Harry P. Guy was born July, 1870 in Zanesville, Ohio to Samuel (b. 1843, Ohio) and Lucy A. Guy (b. 1847, Virginia), he was about eight years old when he began the study of piano, violin, and pipe organ. As a youth, he peddled the black-owned Cleveland Gazette, and along with his brother Erin and sister, Ella M. Guy, he participated in a variety of musical events sponsored by his school, Hill High (class of 1886) and church, St. Paul A. M. E. He apparently had the opportunity to meet members of Donavin's Original Tennesseans when they appeared in Zanesville, including the black tenor and composer H. M. Wilson, as well as Alexander Luca of the famed Luca Brothers.

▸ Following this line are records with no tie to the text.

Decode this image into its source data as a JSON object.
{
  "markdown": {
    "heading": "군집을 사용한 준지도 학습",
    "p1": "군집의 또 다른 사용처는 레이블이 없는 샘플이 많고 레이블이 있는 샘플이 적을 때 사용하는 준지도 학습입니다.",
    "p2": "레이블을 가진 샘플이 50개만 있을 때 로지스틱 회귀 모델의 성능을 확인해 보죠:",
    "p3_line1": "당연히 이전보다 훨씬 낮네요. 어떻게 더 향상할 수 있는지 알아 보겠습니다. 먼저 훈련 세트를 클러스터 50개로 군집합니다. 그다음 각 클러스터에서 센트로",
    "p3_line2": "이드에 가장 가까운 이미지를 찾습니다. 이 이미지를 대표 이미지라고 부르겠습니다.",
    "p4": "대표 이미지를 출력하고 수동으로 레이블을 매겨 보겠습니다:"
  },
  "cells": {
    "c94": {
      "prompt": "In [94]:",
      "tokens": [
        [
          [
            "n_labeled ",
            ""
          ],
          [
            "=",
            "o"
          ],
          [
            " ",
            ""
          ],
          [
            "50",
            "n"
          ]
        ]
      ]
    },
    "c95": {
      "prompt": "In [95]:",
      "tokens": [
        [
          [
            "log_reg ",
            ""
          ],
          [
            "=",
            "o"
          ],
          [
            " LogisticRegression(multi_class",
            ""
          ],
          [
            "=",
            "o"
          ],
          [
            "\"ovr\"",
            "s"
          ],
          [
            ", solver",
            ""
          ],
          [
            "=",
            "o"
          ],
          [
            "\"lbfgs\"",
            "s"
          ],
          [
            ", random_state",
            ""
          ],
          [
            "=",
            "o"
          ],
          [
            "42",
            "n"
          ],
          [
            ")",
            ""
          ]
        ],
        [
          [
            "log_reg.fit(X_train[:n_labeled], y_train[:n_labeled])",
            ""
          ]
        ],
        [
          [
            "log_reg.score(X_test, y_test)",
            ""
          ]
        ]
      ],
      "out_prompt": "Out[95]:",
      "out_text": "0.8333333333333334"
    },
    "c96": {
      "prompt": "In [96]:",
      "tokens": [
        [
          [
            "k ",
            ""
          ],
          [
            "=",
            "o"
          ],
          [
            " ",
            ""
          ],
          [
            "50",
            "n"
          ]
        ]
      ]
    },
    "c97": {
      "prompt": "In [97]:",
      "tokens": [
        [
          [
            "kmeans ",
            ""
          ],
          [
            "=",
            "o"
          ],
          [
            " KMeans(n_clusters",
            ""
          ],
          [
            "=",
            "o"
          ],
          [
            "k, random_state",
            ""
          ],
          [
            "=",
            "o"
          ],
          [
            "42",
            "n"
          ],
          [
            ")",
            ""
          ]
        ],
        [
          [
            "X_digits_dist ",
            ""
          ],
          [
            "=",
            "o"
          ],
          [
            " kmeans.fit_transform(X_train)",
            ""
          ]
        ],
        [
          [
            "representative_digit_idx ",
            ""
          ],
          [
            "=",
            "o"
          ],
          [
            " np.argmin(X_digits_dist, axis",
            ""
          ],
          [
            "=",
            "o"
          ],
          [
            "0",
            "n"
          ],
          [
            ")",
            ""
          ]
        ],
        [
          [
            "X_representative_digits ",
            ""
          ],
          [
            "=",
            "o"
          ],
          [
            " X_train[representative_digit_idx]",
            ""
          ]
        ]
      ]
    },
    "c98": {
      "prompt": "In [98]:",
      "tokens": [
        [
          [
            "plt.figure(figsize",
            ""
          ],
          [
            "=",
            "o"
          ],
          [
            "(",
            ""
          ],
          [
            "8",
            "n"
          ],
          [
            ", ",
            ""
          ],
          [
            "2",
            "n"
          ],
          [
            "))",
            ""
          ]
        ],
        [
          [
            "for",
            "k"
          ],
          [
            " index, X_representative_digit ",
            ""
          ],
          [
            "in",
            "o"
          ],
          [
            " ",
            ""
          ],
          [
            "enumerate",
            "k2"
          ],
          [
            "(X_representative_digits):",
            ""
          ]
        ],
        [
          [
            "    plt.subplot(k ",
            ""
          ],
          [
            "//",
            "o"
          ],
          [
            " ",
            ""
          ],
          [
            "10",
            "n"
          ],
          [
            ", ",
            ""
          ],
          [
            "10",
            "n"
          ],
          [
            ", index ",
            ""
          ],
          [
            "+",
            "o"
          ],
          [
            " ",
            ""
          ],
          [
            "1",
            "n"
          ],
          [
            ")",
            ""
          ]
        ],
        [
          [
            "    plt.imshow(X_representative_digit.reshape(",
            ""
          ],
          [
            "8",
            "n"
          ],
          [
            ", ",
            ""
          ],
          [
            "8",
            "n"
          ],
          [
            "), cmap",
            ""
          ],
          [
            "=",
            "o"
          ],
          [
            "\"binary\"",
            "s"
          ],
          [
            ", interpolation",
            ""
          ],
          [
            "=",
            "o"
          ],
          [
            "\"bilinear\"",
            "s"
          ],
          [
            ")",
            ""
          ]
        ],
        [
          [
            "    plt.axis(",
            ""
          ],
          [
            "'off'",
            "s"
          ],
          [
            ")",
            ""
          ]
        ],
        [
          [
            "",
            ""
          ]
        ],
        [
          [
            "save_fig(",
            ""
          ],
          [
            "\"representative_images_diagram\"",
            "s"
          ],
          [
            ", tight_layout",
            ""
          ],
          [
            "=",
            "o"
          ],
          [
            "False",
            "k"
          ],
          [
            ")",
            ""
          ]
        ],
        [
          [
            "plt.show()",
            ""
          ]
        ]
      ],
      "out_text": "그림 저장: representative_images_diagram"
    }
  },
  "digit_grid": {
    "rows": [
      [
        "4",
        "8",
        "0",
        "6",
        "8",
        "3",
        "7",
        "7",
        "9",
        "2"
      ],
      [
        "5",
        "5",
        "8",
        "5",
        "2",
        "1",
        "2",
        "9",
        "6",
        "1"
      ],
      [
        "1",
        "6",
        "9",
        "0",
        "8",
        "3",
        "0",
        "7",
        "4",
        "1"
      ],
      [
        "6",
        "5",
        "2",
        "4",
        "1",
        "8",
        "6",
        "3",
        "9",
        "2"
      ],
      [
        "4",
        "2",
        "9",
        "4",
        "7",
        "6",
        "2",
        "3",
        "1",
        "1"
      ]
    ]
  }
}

"During that period when Detroit was known as the 'City Beautiful' and 'where life is worth living'" wrote historian and Afro-American reporter Fred Hart Williams in his unpublished memoirs on Detroit, "Harry P. Guy was one of Detroit's unique and unusually gifted musicians. Guy's extreme modesty, his obvious efforts at self-effacement withheld from him the fame and wealth which should rightfully have been his. His superb arrangements of music compositions, his ability to infuse them with the magic of his inborn melody and harmony of tone, quite often was the measure of success of an otherwise mediocre composition. He was equally at home with arrangements of serious dimensions and with so-called popular forms of musical output. Harry P. Guy was the soul of music. Money seemingly mattered little. It was nothing unusual for him to neglect to place his name on manuscripts as the arranger. In consequence scores of musical successes carried only the name of the composer and lyricist."